▸ **What you have to do**: Could you print out every entry, character for character?
══ Extracted material ══
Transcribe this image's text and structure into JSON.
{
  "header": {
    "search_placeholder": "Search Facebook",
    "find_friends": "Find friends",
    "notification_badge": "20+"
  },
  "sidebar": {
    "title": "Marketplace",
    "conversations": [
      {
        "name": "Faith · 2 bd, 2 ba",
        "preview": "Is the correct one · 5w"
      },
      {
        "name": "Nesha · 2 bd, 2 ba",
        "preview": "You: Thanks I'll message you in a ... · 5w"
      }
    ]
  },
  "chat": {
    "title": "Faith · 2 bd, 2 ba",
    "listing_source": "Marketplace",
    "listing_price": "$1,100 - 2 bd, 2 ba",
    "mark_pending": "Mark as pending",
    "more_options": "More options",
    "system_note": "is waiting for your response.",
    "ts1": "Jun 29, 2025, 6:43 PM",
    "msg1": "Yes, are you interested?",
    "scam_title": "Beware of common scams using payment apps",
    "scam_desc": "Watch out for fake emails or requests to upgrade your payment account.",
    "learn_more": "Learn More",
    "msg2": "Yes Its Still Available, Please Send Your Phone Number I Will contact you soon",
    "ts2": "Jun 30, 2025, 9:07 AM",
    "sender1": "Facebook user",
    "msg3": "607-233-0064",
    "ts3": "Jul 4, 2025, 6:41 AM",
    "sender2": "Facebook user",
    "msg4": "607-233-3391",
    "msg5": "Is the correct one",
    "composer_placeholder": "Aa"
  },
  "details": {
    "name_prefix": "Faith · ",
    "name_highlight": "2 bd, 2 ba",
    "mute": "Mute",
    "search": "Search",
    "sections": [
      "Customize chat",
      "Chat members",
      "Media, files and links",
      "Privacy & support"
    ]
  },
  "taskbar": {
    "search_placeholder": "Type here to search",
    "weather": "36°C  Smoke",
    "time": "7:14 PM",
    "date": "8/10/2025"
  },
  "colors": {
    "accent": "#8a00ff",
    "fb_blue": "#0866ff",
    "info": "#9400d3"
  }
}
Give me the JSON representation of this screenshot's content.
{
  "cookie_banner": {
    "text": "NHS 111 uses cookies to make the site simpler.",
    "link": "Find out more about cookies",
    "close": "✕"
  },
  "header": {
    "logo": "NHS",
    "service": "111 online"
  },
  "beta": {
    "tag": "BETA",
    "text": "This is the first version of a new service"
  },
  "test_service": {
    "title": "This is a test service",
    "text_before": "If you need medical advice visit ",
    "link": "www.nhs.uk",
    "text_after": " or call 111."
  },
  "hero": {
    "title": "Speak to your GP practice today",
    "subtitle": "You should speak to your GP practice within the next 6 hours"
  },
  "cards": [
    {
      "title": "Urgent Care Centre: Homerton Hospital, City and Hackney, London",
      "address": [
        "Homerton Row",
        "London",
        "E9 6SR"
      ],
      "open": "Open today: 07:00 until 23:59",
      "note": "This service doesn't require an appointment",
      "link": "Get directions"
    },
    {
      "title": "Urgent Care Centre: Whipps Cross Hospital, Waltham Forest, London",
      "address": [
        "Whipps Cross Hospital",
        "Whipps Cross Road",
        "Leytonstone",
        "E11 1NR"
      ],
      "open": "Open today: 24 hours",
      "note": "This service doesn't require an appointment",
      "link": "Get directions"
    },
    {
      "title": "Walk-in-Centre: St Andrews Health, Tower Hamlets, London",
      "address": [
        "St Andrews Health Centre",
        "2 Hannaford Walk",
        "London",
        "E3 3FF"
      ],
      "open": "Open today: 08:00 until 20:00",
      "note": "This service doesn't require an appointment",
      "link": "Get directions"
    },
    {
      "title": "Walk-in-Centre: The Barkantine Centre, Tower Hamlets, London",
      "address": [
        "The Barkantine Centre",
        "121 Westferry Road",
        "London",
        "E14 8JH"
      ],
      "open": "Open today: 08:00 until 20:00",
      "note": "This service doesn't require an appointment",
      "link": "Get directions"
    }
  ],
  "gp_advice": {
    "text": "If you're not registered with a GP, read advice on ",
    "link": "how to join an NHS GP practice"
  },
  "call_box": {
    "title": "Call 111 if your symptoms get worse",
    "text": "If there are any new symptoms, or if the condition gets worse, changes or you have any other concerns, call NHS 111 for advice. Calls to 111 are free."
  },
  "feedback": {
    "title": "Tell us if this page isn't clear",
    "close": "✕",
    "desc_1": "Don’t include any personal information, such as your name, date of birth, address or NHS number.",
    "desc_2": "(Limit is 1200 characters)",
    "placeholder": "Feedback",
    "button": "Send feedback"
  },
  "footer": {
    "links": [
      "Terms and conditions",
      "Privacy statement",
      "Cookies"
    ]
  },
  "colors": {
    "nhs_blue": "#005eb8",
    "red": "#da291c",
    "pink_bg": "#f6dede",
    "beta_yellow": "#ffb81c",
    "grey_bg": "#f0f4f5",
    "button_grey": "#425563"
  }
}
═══
▸ **Response to the task**:
Transcribe this image's text and structure into JSON.
{
  "header": {
    "search_placeholder": "Search Facebook",
    "find_friends": "Find friends",
    "notification_badge": "20+"
  },
  "sidebar": {
    "title": "Marketplace",
    "conversations": [
      {
        "name": "Faith · 2 bd, 2 ba",
        "preview": "Is the correct one · 5w"
      },
      {
        "name": "Nesha · 2 bd, 2 ba",
        "preview": "You: Thanks I'll message you in a ... · 5w"
      }
    ]
  },
  "chat": {
    "title": "Faith · 2 bd, 2 ba",
    "listing_source": "Marketplace",
    "listing_price": "$1,100 - 2 bd, 2 ba",
    "mark_pending": "Mark as pending",
    "more_options": "More options",
    "system_note": "is waiting for your response.",
    "ts1": "Jun 29, 2025, 6:43 PM",
    "msg1": "Yes, are you interested?",
    "scam_title": "Beware of common scams using payment apps",
    "scam_desc": "Watch out for fake emails or requests to upgrade your payment account.",
    "learn_more": "Learn More",
    "msg2": "Yes Its Still Available, Please Send Your Phone Number I Will contact you soon",
    "ts2": "Jun 30, 2025, 9:07 AM",
    "sender1": "Facebook user",
    "msg3": "607-233-0064",
    "ts3": "Jul 4, 2025, 6:41 AM",
    "sender2": "Facebook user",
    "msg4": "607-233-3391",
    "msg5": "Is the correct one",
    "composer_placeholder": "Aa"
  },
  "details": {
    "name_prefix": "Faith · ",
    "name_highlight": "2 bd, 2 ba",
    "mute": "Mute",
    "search": "Search",
    "sections": [
      "Customize chat",
      "Chat members",
      "Media, files and links",
      "Privacy & support"
    ]
  },
  "taskbar": {
    "search_placeholder": "Type here to search",
    "weather": "36°C  Smoke",
    "time": "7:14 PM",
    "date": "8/10/2025"
  },
  "colors": {
    "accent": "#8a00ff",
    "fb_blue": "#0866ff",
    "info": "#9400d3"
  }
}
Give me the JSON representation of this screenshot's content.
{
  "cookie_banner": {
    "text": "NHS 111 uses cookies to make the site simpler.",
    "link": "Find out more about cookies",
    "close": "✕"
  },
  "header": {
    "logo": "NHS",
    "service": "111 online"
  },
  "beta": {
    "tag": "BETA",
    "text": "This is the first version of a new service"
  },
  "test_service": {
    "title": "This is a test service",
    "text_before": "If you need medical advice visit ",
    "link": "www.nhs.uk",
    "text_after": " or call 111."
  },
  "hero": {
    "title": "Speak to your GP practice today",
    "subtitle": "You should speak to your GP practice within the next 6 hours"
  },
  "cards": [
    {
      "title": "Urgent Care Centre: Homerton Hospital, City and Hackney, London",
      "address": [
        "Homerton Row",
        "London",
        "E9 6SR"
      ],
      "open": "Open today: 07:00 until 23:59",
      "note": "This service doesn't require an appointment",
      "link": "Get directions"
    },
    {
      "title": "Urgent Care Centre: Whipps Cross Hospital, Waltham Forest, London",
      "address": [
        "Whipps Cross Hospital",
        "Whipps Cross Road",
        "Leytonstone",
        "E11 1NR"
      ],
      "open": "Open today: 24 hours",
      "note": "This service doesn't require an appointment",
      "link": "Get directions"
    },
    {
      "title": "Walk-in-Centre: St Andrews Health, Tower Hamlets, London",
      "address": [
        "St Andrews Health Centre",
        "2 Hannaford Walk",
        "London",
        "E3 3FF"
      ],
      "open": "Open today: 08:00 until 20:00",
      "note": "This service doesn't require an appointment",
      "link": "Get directions"
    },
    {
      "title": "Walk-in-Centre: The Barkantine Centre, Tower Hamlets, London",
      "address": [
        "The Barkantine Centre",
        "121 Westferry Road",
        "London",
        "E14 8JH"
      ],
      "open": "Open today: 08:00 until 20:00",
      "note": "This service doesn't require an appointment",
      "link": "Get directions"
    }
  ],
  "gp_advice": {
    "text": "If you're not registered with a GP, read advice on ",
    "link": "how to join an NHS GP practice"
  },
  "call_box": {
    "title": "Call 111 if your symptoms get worse",
    "text": "If there are any new symptoms, or if the condition gets worse, changes or you have any other concerns, call NHS 111 for advice. Calls to 111 are free."
  },
  "feedback": {
    "title": "Tell us if this page isn't clear",
    "close": "✕",
    "desc_1": "Don’t include any personal information, such as your name, date of birth, address or NHS number.",
    "desc_2": "(Limit is 1200 characters)",
    "placeholder": "Feedback",
    "button": "Send feedback"
  },
  "footer": {
    "links": [
      "Terms and conditions",
      "Privacy statement",
      "Cookies"
    ]
  },
  "colors": {
    "nhs_blue": "#005eb8",
    "red": "#da291c",
    "pink_bg": "#f6dede",
    "beta_yellow": "#ffb81c",
    "grey_bg": "#f0f4f5",
    "button_grey": "#425563"
  }
}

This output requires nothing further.